= Beginning of Section =

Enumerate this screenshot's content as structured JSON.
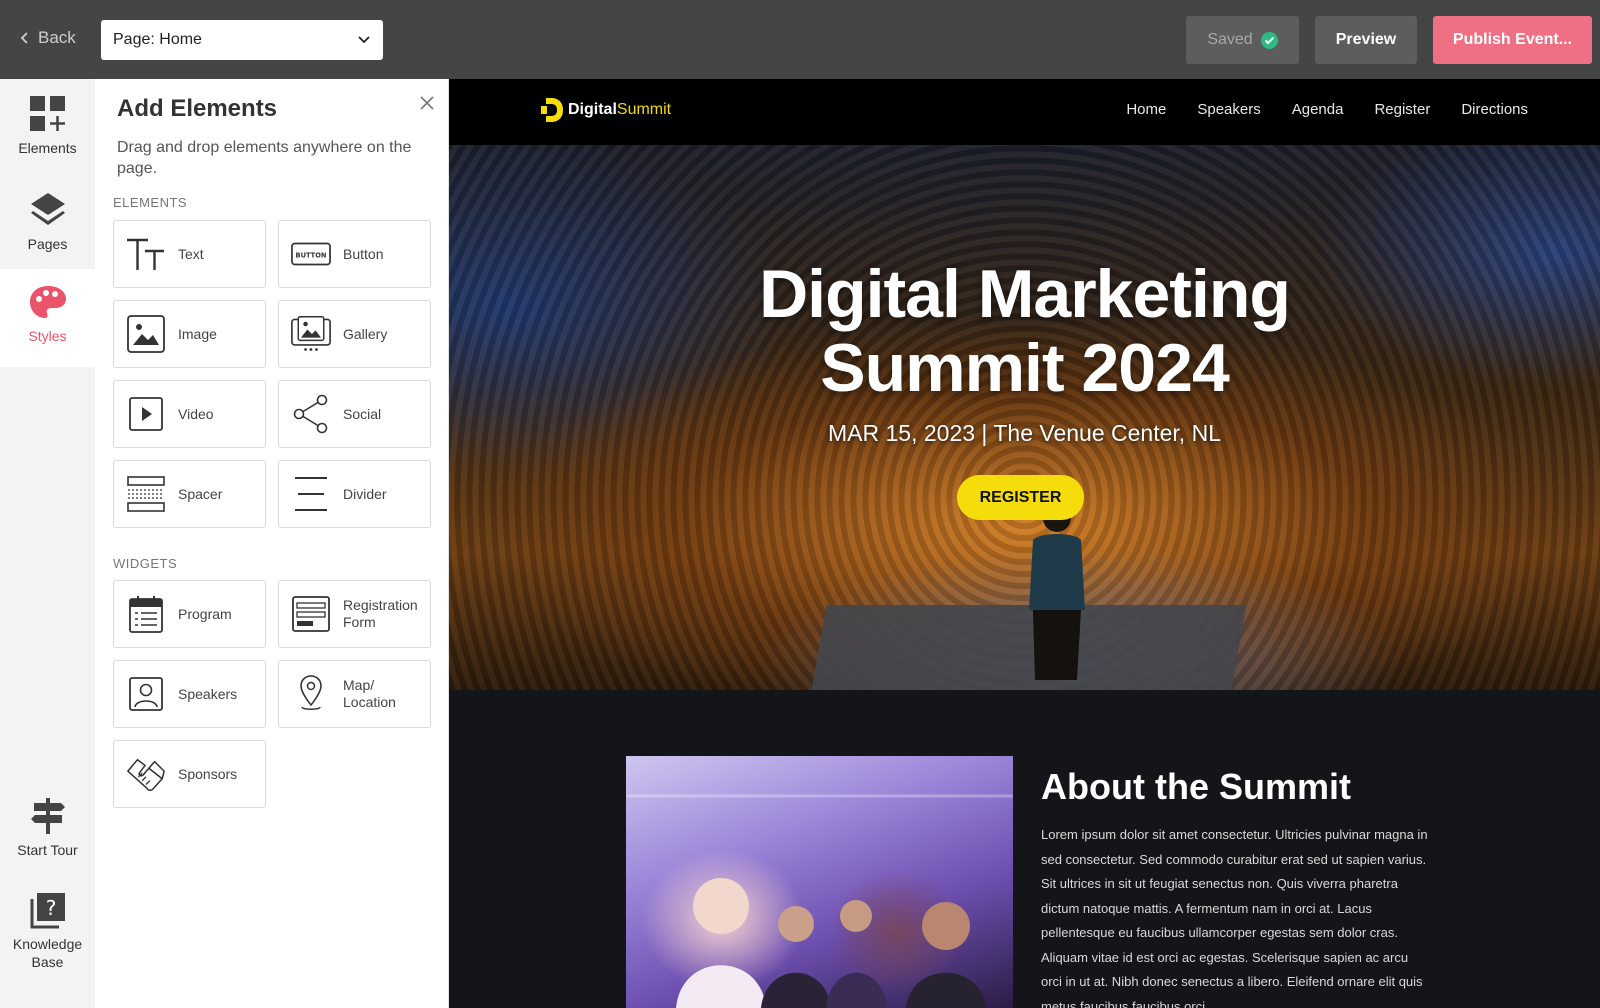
{
  "topbar": {
    "back_label": "Back",
    "page_select_value": "Page: Home",
    "saved_label": "Saved",
    "preview_label": "Preview",
    "publish_label": "Publish Event...",
    "colors": {
      "bar": "#454545",
      "publish": "#ef6f84",
      "saved_check": "#2fb985"
    }
  },
  "rail": {
    "items": [
      {
        "label": "Elements",
        "icon": "grid-plus-icon"
      },
      {
        "label": "Pages",
        "icon": "layers-icon"
      },
      {
        "label": "Styles",
        "icon": "palette-icon",
        "active": true
      },
      {
        "label": "Start Tour",
        "icon": "signpost-icon"
      },
      {
        "label": "Knowledge Base",
        "icon": "help-book-icon"
      }
    ],
    "active_color": "#e9546b"
  },
  "panel": {
    "title": "Add Elements",
    "description": "Drag and drop elements anywhere on the page.",
    "elements_heading": "ELEMENTS",
    "elements": [
      {
        "label": "Text",
        "icon": "text-icon"
      },
      {
        "label": "Button",
        "icon": "button-icon"
      },
      {
        "label": "Image",
        "icon": "image-icon"
      },
      {
        "label": "Gallery",
        "icon": "gallery-icon"
      },
      {
        "label": "Video",
        "icon": "video-icon"
      },
      {
        "label": "Social",
        "icon": "share-icon"
      },
      {
        "label": "Spacer",
        "icon": "spacer-icon"
      },
      {
        "label": "Divider",
        "icon": "divider-icon"
      }
    ],
    "widgets_heading": "WIDGETS",
    "widgets": [
      {
        "label": "Program",
        "icon": "calendar-icon"
      },
      {
        "label": "Registration Form",
        "icon": "form-icon"
      },
      {
        "label": "Speakers",
        "icon": "speaker-portrait-icon"
      },
      {
        "label": "Map/ Location",
        "icon": "map-pin-icon"
      },
      {
        "label": "Sponsors",
        "icon": "handshake-icon"
      }
    ],
    "button_icon_text": "BUTTON"
  },
  "site": {
    "logo_main": "Digital",
    "logo_accent": "Summit",
    "nav": [
      "Home",
      "Speakers",
      "Agenda",
      "Register",
      "Directions"
    ],
    "hero_title_line1": "Digital Marketing",
    "hero_title_line2": "Summit 2024",
    "hero_subtitle": "MAR 15, 2023 | The Venue Center, NL",
    "hero_button": "REGISTER",
    "about_title": "About the Summit",
    "about_body": "Lorem ipsum dolor sit amet consectetur. Ultricies pulvinar magna in sed consectetur. Sed commodo curabitur erat sed ut sapien varius. Sit ultrices in sit ut feugiat senectus non. Quis viverra pharetra dictum natoque mattis. A fermentum nam in orci at. Lacus pellentesque eu faucibus ullamcorper egestas sem dolor cras. Aliquam vitae id est orci ac egestas. Scelerisque sapien ac arcu orci in ut at. Nibh donec senectus a libero. Eleifend ornare elit quis metus faucibus faucibus orci.",
    "colors": {
      "accent": "#f5dc0b",
      "background": "#141519"
    }
  }
}
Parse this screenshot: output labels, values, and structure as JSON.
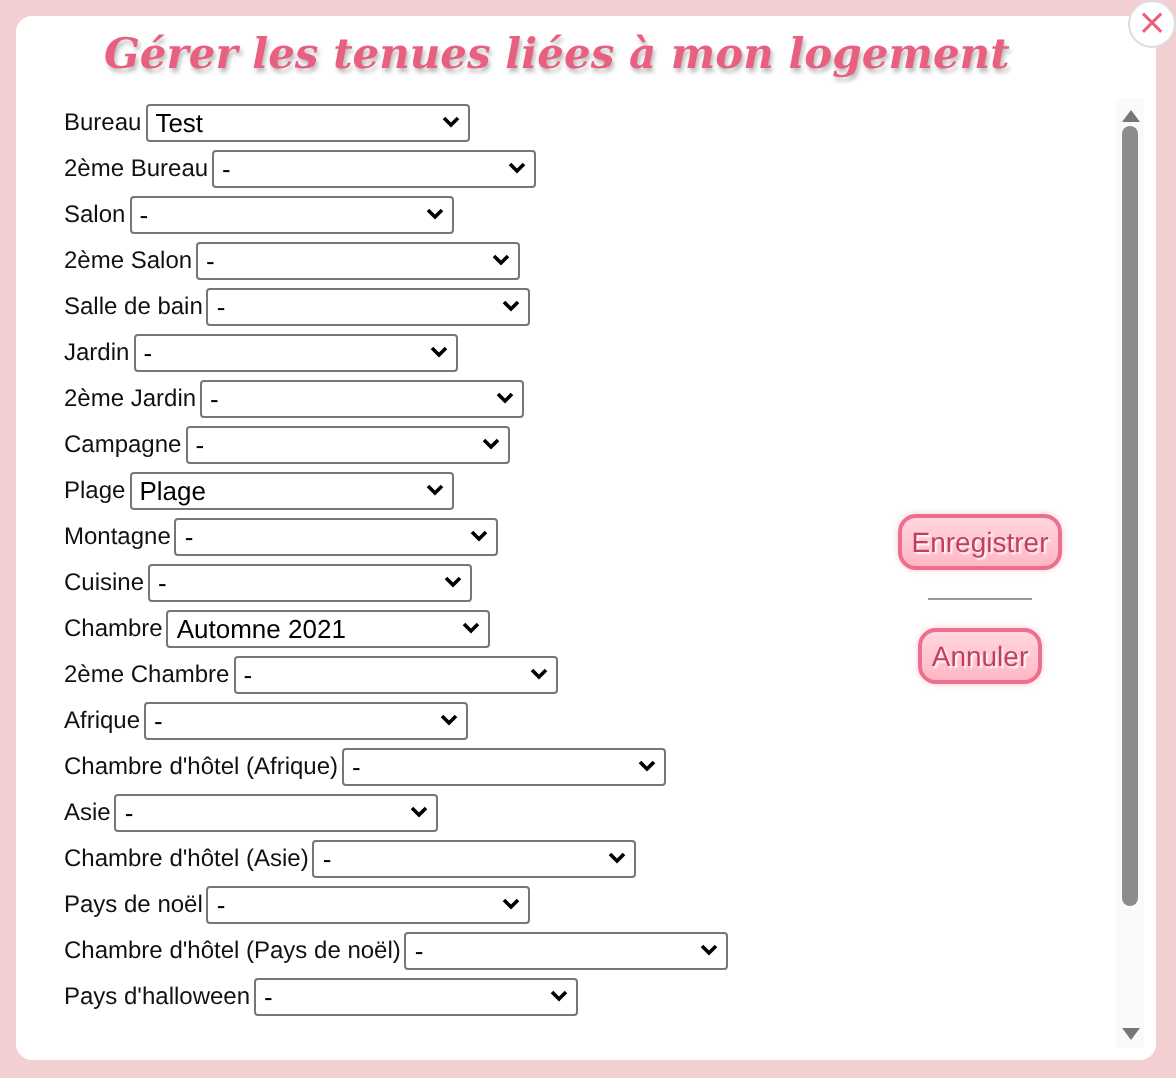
{
  "dialog": {
    "title": "Gérer les tenues liées à mon logement",
    "close": "×"
  },
  "rows": [
    {
      "label": "Bureau",
      "select": {
        "value": "Test"
      }
    },
    {
      "label": "2ème Bureau",
      "select": {
        "value": "-"
      }
    },
    {
      "label": "Salon",
      "select": {
        "value": "-"
      }
    },
    {
      "label": "2ème Salon",
      "select": {
        "value": "-"
      }
    },
    {
      "label": "Salle de bain",
      "select": {
        "value": "-"
      }
    },
    {
      "label": "Jardin",
      "select": {
        "value": "-"
      }
    },
    {
      "label": "2ème Jardin",
      "select": {
        "value": "-"
      }
    },
    {
      "label": "Campagne",
      "select": {
        "value": "-"
      }
    },
    {
      "label": "Plage",
      "select": {
        "value": "Plage"
      }
    },
    {
      "label": "Montagne",
      "select": {
        "value": "-"
      }
    },
    {
      "label": "Cuisine",
      "select": {
        "value": "-"
      }
    },
    {
      "label": "Chambre",
      "select": {
        "value": "Automne 2021"
      }
    },
    {
      "label": "2ème Chambre",
      "select": {
        "value": "-"
      }
    },
    {
      "label": "Afrique",
      "select": {
        "value": "-"
      }
    },
    {
      "label": "Chambre d'hôtel (Afrique)",
      "select": {
        "value": "-"
      }
    },
    {
      "label": "Asie",
      "select": {
        "value": "-"
      }
    },
    {
      "label": "Chambre d'hôtel (Asie)",
      "select": {
        "value": "-"
      }
    },
    {
      "label": "Pays de noël",
      "select": {
        "value": "-"
      }
    },
    {
      "label": "Chambre d'hôtel (Pays de noël)",
      "select": {
        "value": "-"
      }
    },
    {
      "label": "Pays d'halloween",
      "select": {
        "value": "-"
      }
    }
  ],
  "buttons": [
    {
      "label": "Enregistrer"
    },
    {
      "label": "Annuler"
    }
  ]
}
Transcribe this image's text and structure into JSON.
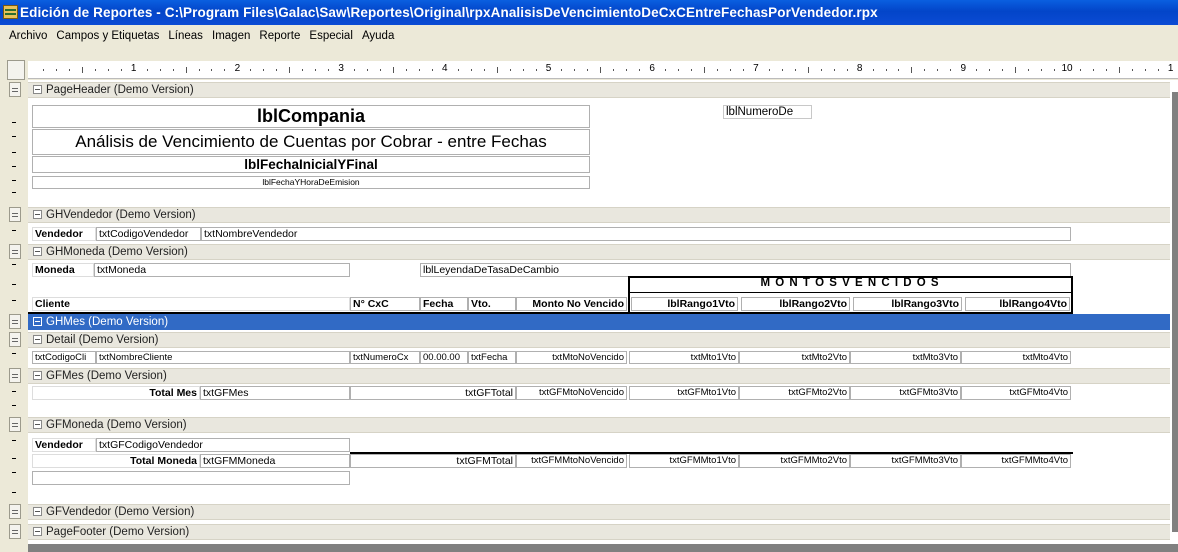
{
  "window": {
    "title": "Edición de Reportes - C:\\Program Files\\Galac\\Saw\\Reportes\\Original\\rpxAnalisisDeVencimientoDeCxCEntreFechasPorVendedor.rpx"
  },
  "menu": [
    "Archivo",
    "Campos y Etiquetas",
    "Líneas",
    "Imagen",
    "Reporte",
    "Especial",
    "Ayuda"
  ],
  "ruler": {
    "numbers": [
      "1",
      "2",
      "3",
      "4",
      "5",
      "6",
      "7",
      "8",
      "9",
      "10",
      "1"
    ]
  },
  "bands": {
    "page_header": "PageHeader (Demo Version)",
    "gh_vendedor": "GHVendedor (Demo Version)",
    "gh_moneda": "GHMoneda (Demo Version)",
    "gh_mes": "GHMes (Demo Version)",
    "detail": "Detail (Demo Version)",
    "gf_mes": "GFMes (Demo Version)",
    "gf_moneda": "GFMoneda (Demo Version)",
    "gf_vendedor": "GFVendedor (Demo Version)",
    "page_footer": "PageFooter (Demo Version)"
  },
  "page_header": {
    "compania": "lblCompania",
    "titulo": "Análisis de Vencimiento de Cuentas por Cobrar - entre Fechas",
    "fechas": "lblFechaInicialYFinal",
    "emision": "lblFechaYHoraDeEmision",
    "numero_de": "lblNumeroDe"
  },
  "gh_vendedor": {
    "label": "Vendedor",
    "codigo": "txtCodigoVendedor",
    "nombre": "txtNombreVendedor"
  },
  "gh_moneda": {
    "label": "Moneda",
    "moneda": "txtMoneda",
    "leyenda": "lblLeyendaDeTasaDeCambio",
    "montos_vencidos": "M O N T O S   V E N C I D O S",
    "columns": [
      "Cliente",
      "N° CxC",
      "Fecha",
      "Vto.",
      "Monto No Vencido",
      "lblRango1Vto",
      "lblRango2Vto",
      "lblRango3Vto",
      "lblRango4Vto"
    ]
  },
  "detail": {
    "fields": [
      "txtCodigoCli",
      "txtNombreCliente",
      "txtNumeroCx",
      "00.00.00",
      "txtFecha",
      "txtMtoNoVencido",
      "txtMto1Vto",
      "txtMto2Vto",
      "txtMto3Vto",
      "txtMto4Vto"
    ]
  },
  "gf_mes": {
    "label": "Total Mes",
    "mes": "txtGFMes",
    "total": "txtGFTotal",
    "values": [
      "txtGFMtoNoVencido",
      "txtGFMto1Vto",
      "txtGFMto2Vto",
      "txtGFMto3Vto",
      "txtGFMto4Vto"
    ]
  },
  "gf_moneda": {
    "vendedor_label": "Vendedor",
    "vendedor": "txtGFCodigoVendedor",
    "label": "Total Moneda",
    "moneda": "txtGFMMoneda",
    "total": "txtGFMTotal",
    "values": [
      "txtGFMMtoNoVencido",
      "txtGFMMto1Vto",
      "txtGFMMto2Vto",
      "txtGFMMto3Vto",
      "txtGFMMto4Vto"
    ]
  }
}
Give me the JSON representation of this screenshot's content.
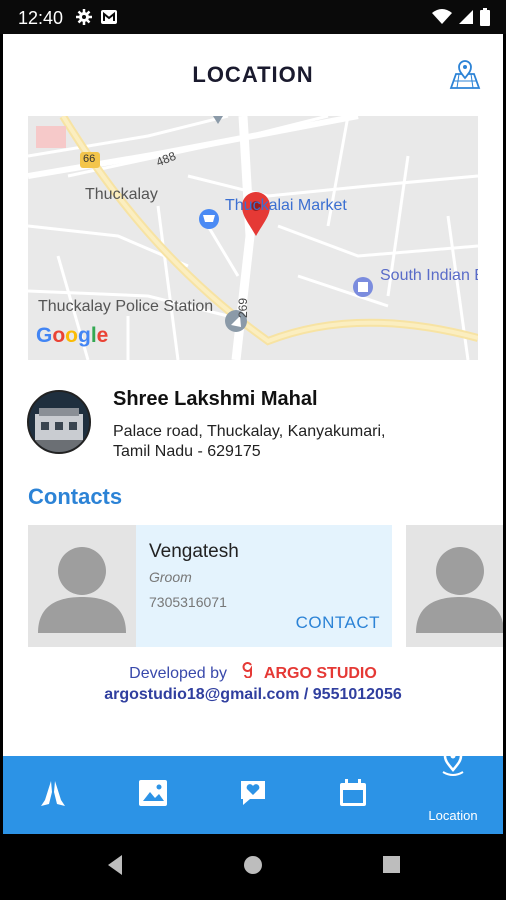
{
  "status_bar": {
    "time": "12:40"
  },
  "header": {
    "title": "LOCATION"
  },
  "map": {
    "labels": {
      "road_66": "66",
      "road_488": "488",
      "road_269": "269",
      "thuckalay": "Thuckalay",
      "market": "Thuckalai Market",
      "south_indian": "South Indian B",
      "police": "Thuckalay Police Station"
    },
    "google": "Google"
  },
  "venue": {
    "name": "Shree Lakshmi Mahal",
    "address": "Palace road, Thuckalay, Kanyakumari, Tamil Nadu - 629175"
  },
  "contacts": {
    "title": "Contacts",
    "items": [
      {
        "name": "Vengatesh",
        "role": "Groom",
        "phone": "7305316071",
        "action": "CONTACT"
      }
    ]
  },
  "footer": {
    "developed_by": "Developed by",
    "studio": "ARGO STUDIO",
    "contact": "argostudio18@gmail.com / 9551012056"
  },
  "bottom_nav": {
    "location_label": "Location"
  },
  "colors": {
    "accent": "#2c93e6",
    "contact_blue": "#2c83d6",
    "studio_red": "#e53935"
  }
}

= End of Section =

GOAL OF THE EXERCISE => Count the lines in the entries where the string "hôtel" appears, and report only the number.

RESULT OF THIS EXERCISE => 3